Best-selling author Karen Stabiner wrote All Girls: Single-Sex Education and Why It Matters to see for herself if an all-girls’ environment made a difference. She spent a year with students at two very different schools – the 112-year-old Marlborough School in Los Angeles, a private school for grades 7-12, and The Young Women’s Leadership School of East Harlem, a three-year-old experiment in public single-sex education, for poor and minority children.

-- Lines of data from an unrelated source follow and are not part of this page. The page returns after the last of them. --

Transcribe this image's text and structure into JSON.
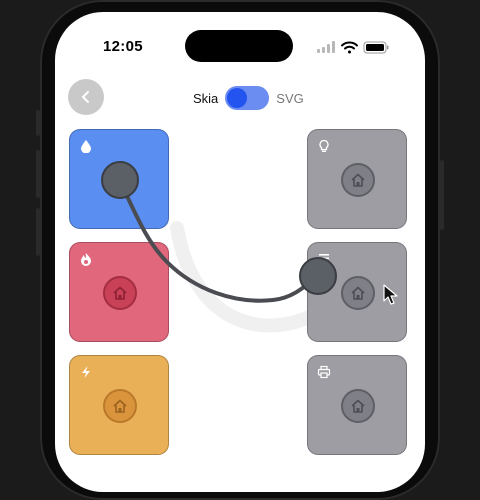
{
  "status_bar": {
    "time": "12:05"
  },
  "header": {
    "toggle": {
      "left_label": "Skia",
      "right_label": "SVG",
      "state": "Skia"
    }
  },
  "tiles_left": [
    {
      "id": "water",
      "icon": "water-drop-icon",
      "color": "#5a8ef0",
      "center_icon": "home-icon"
    },
    {
      "id": "fire",
      "icon": "fire-icon",
      "color": "#e0677c",
      "center_icon": "home-icon"
    },
    {
      "id": "power",
      "icon": "lightning-icon",
      "color": "#eab058",
      "center_icon": "home-icon"
    }
  ],
  "tiles_right": [
    {
      "id": "light",
      "icon": "lightbulb-icon",
      "color": "#9d9da3",
      "center_icon": "home-icon"
    },
    {
      "id": "list",
      "icon": "list-icon",
      "color": "#9d9da3",
      "center_icon": "home-icon"
    },
    {
      "id": "printer",
      "icon": "printer-icon",
      "color": "#9d9da3",
      "center_icon": "home-icon"
    }
  ],
  "colors": {
    "accent_blue": "#2354ef",
    "toggle_track": "#6b8cf0",
    "connector": "#4a4c52",
    "inactive_tile": "#9d9da3"
  }
}
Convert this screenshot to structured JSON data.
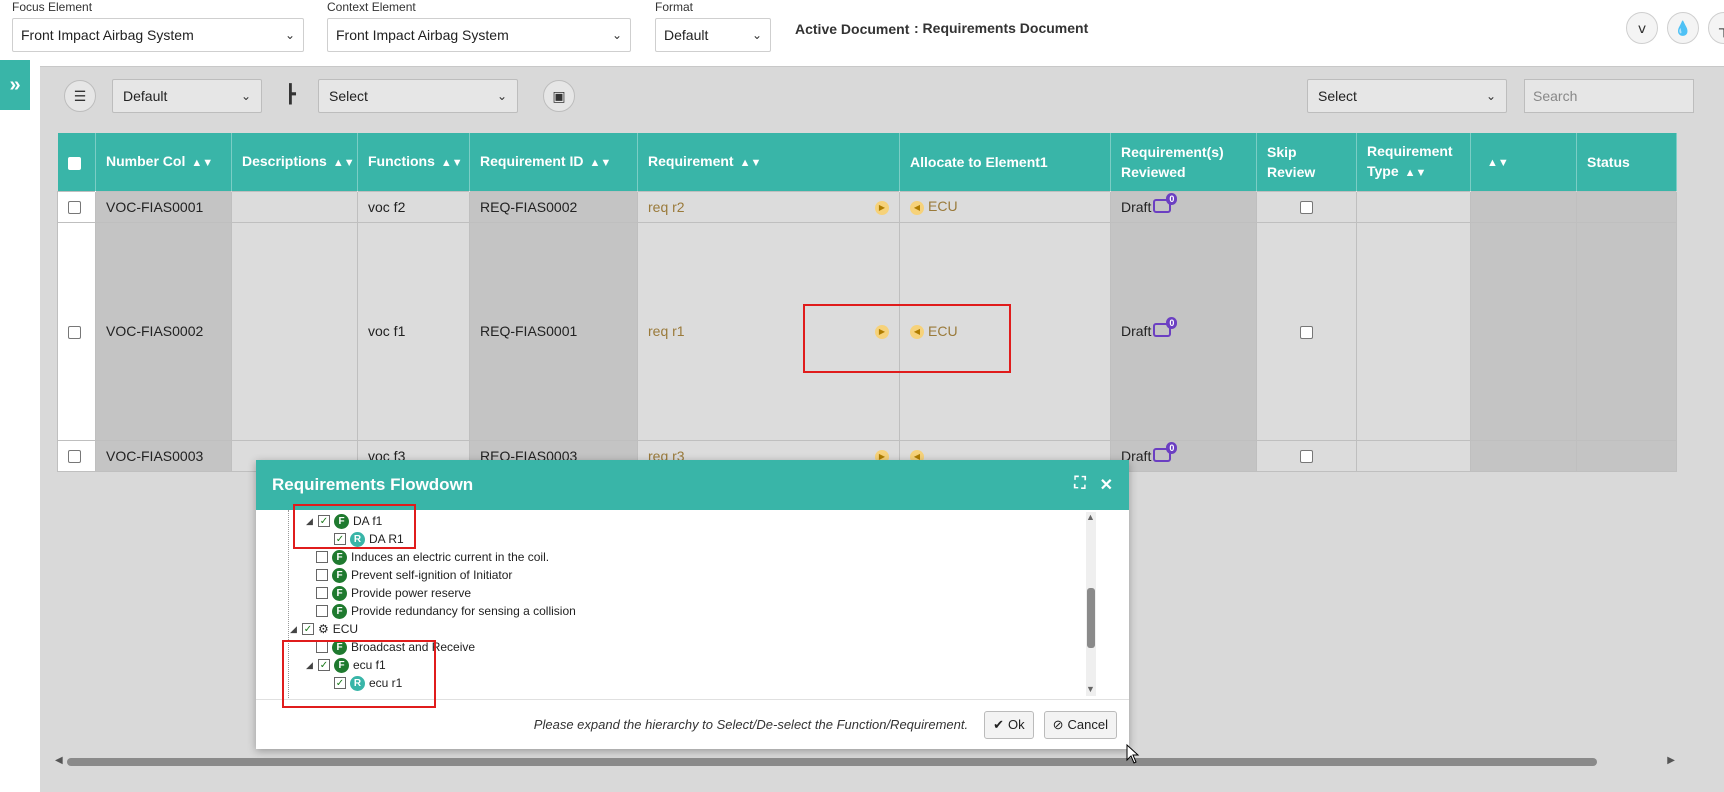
{
  "header": {
    "focus_label": "Focus Element",
    "focus_value": "Front Impact Airbag System",
    "context_label": "Context Element",
    "context_value": "Front Impact Airbag System",
    "format_label": "Format",
    "format_value": "Default",
    "active_doc_label": "Active Document",
    "active_doc_value": ": Requirements Document"
  },
  "toolbar": {
    "view_select": "Default",
    "hierarchy_select": "Select",
    "right_select": "Select",
    "search_placeholder": "Search"
  },
  "table": {
    "columns": [
      {
        "label": "Number Col",
        "sort": true
      },
      {
        "label": "Descriptions",
        "sort": true
      },
      {
        "label": "Functions",
        "sort": true
      },
      {
        "label": "Requirement ID",
        "sort": true
      },
      {
        "label": "Requirement",
        "sort": true
      },
      {
        "label": "Allocate to Element1",
        "sort": false
      },
      {
        "label": "Requirement(s) Reviewed",
        "sort": false
      },
      {
        "label": "Skip Review",
        "sort": false
      },
      {
        "label": "Requirement Type",
        "sort": true
      },
      {
        "label": "",
        "sort": true
      },
      {
        "label": "Status",
        "sort": false
      }
    ],
    "rows": [
      {
        "number": "VOC-FIAS0001",
        "function": "voc f2",
        "req_id": "REQ-FIAS0002",
        "requirement": "req r2",
        "allocate": "ECU",
        "reviewed": "Draft",
        "comments": "0"
      },
      {
        "number": "VOC-FIAS0002",
        "function": "voc f1",
        "req_id": "REQ-FIAS0001",
        "requirement": "req r1",
        "allocate": "ECU",
        "reviewed": "Draft",
        "comments": "0"
      },
      {
        "number": "VOC-FIAS0003",
        "function": "voc f3",
        "req_id": "REQ-FIAS0003",
        "requirement": "req r3",
        "allocate": "",
        "reviewed": "Draft",
        "comments": "0"
      }
    ]
  },
  "dialog": {
    "title": "Requirements Flowdown",
    "tree": {
      "da_f1": "DA f1",
      "da_r1": "DA R1",
      "f_induces": "Induces an electric current in the coil.",
      "f_prevent": "Prevent self-ignition of Initiator",
      "f_power": "Provide power reserve",
      "f_redundancy": "Provide redundancy for sensing a collision",
      "ecu": "ECU",
      "f_broadcast": "Broadcast and Receive",
      "ecu_f1": "ecu f1",
      "ecu_r1": "ecu r1",
      "badge_f": "F",
      "badge_r": "R"
    },
    "note": "Please expand the hierarchy to Select/De-select the Function/Requirement.",
    "ok_label": "Ok",
    "cancel_label": "Cancel"
  },
  "colors": {
    "accent": "#39b5a8",
    "highlight": "#e01c1c"
  }
}
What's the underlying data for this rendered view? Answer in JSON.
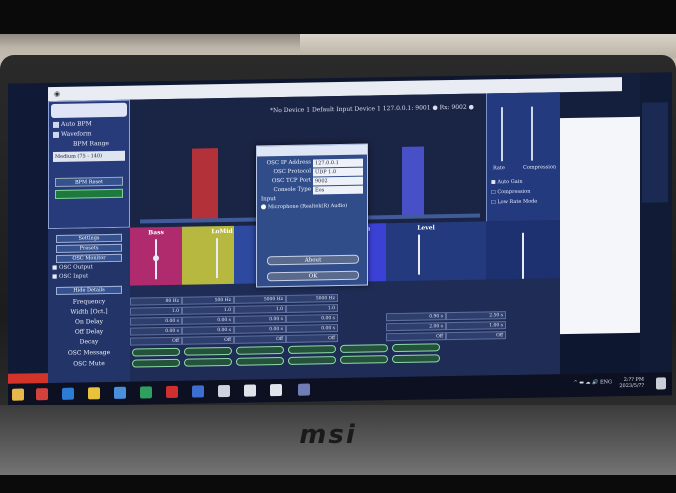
{
  "brand": {
    "laptop_logo": "msi"
  },
  "window": {
    "status_line": "*No Device 1  Default Input Device 1  127.0.0.1: 9001 ●  Rx: 9002 ●"
  },
  "sidebar": {
    "auto_bpm": "Auto BPM",
    "waveform": "Waveform",
    "bpm_range_label": "BPM Range",
    "bpm_range_value": "Medium (75 - 140)",
    "bpm_reset": "BPM Reset"
  },
  "left_buttons": {
    "settings": "Settings",
    "presets": "Presets",
    "osc_monitor": "OSC Monitor",
    "osc_output": "OSC Output",
    "osc_input": "OSC Input",
    "hide_details": "Hide Details"
  },
  "params": {
    "frequency": "Frequency",
    "width": "Width [Oct.]",
    "on_delay": "On Delay",
    "off_delay": "Off Delay",
    "decay": "Decay",
    "osc_message": "OSC Message",
    "osc_mute": "OSC Mute"
  },
  "channels": {
    "bass": "Bass",
    "lowmid": "LoMid",
    "high": "High",
    "level": "Level"
  },
  "grid": {
    "freq_row": [
      "80 Hz",
      "500 Hz",
      "5000 Hz",
      "5000 Hz"
    ],
    "width_row": [
      "1.0",
      "1.0",
      "1.0",
      "1.0"
    ],
    "on_delay_row": [
      "0.00 s",
      "0.00 s",
      "0.00 s",
      "0.00 s",
      "0.90 s",
      "2.50 s"
    ],
    "off_delay_row": [
      "0.00 s",
      "0.00 s",
      "0.00 s",
      "0.00 s",
      "2.00 s",
      "1.00 s"
    ],
    "decay_row": [
      "Off",
      "Off",
      "Off",
      "Off",
      "Off",
      "Off"
    ]
  },
  "right_panel": {
    "rate_label": "Rate",
    "compression_label": "Compression",
    "auto_gain": "Auto Gain",
    "compression_on": "Compression",
    "low_rate_mode": "Low Rate Mode"
  },
  "dialog": {
    "osc_ip_label": "OSC IP Address",
    "osc_ip_value": "127.0.0.1",
    "osc_protocol_label": "OSC Protocol",
    "osc_protocol_value": "UDP 1.0",
    "osc_tcp_label": "OSC TCP Port",
    "osc_tcp_value": "9002",
    "console_type_label": "Console Type",
    "console_type_value": "Eos",
    "input_label": "Input",
    "input_option": "Microphone (Realtek(R) Audio)",
    "about_button": "About",
    "ok_button": "OK"
  },
  "taskbar": {
    "tray_text": "ENG",
    "time": "2:?? PM",
    "date": "2023/5/??"
  },
  "colors": {
    "accent_blue": "#2b44a0",
    "bass_color": "#b02a6e",
    "lowmid_color": "#b7b83f",
    "high_color": "#3c41d6",
    "red_bar": "#b3323a"
  }
}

She attended classes, went to dances and athletic events, met with parents, administrators, teachers and researchers – and she got to know a generation of girls who are the first to benefit from a revived interest in single-sex education. With new federal guidelines that will allow single-sex public schools and classes, the topic could not be timelier: schools around the country will be looking for ways to implement the policy, parents will want to know what works, and what doesn’t, and supporters and critics will debate whether separate can ever be equal. At the podium, Stabiner lays out the benefits of single-sex schools in an even-handed and thought-provoking presentation, based on hard research and her own observations, both as a journalist and as a parent.
Stabiner is the author of three other works of narrative nonfiction: The New York Times Notable Book and national best seller To Dance With the Devil: The New War on Breast Cancer, the national best seller Inventing Desire: Inside Chiat/Day, and Courting Fame: The Perilous Road to Women’s Tennis Stardom. She co-wrote The Valentino Cookbook, with award-winning restaurateur Piero Selvaggio, and wrote the novel Limited Engagements. Her work has appeared in The New York Times, Los Angeles Times, Vogue, Redbook, Los Angeles Magazine, The New Yorker, and other national publications.
She lives in Santa Monica, California, with her husband Larry Dietz and their daughter, Sarah.
STABINER, Karen: All Girls: Single-Sex Education and Why It Matters. Riverhead Books, New York, 2002.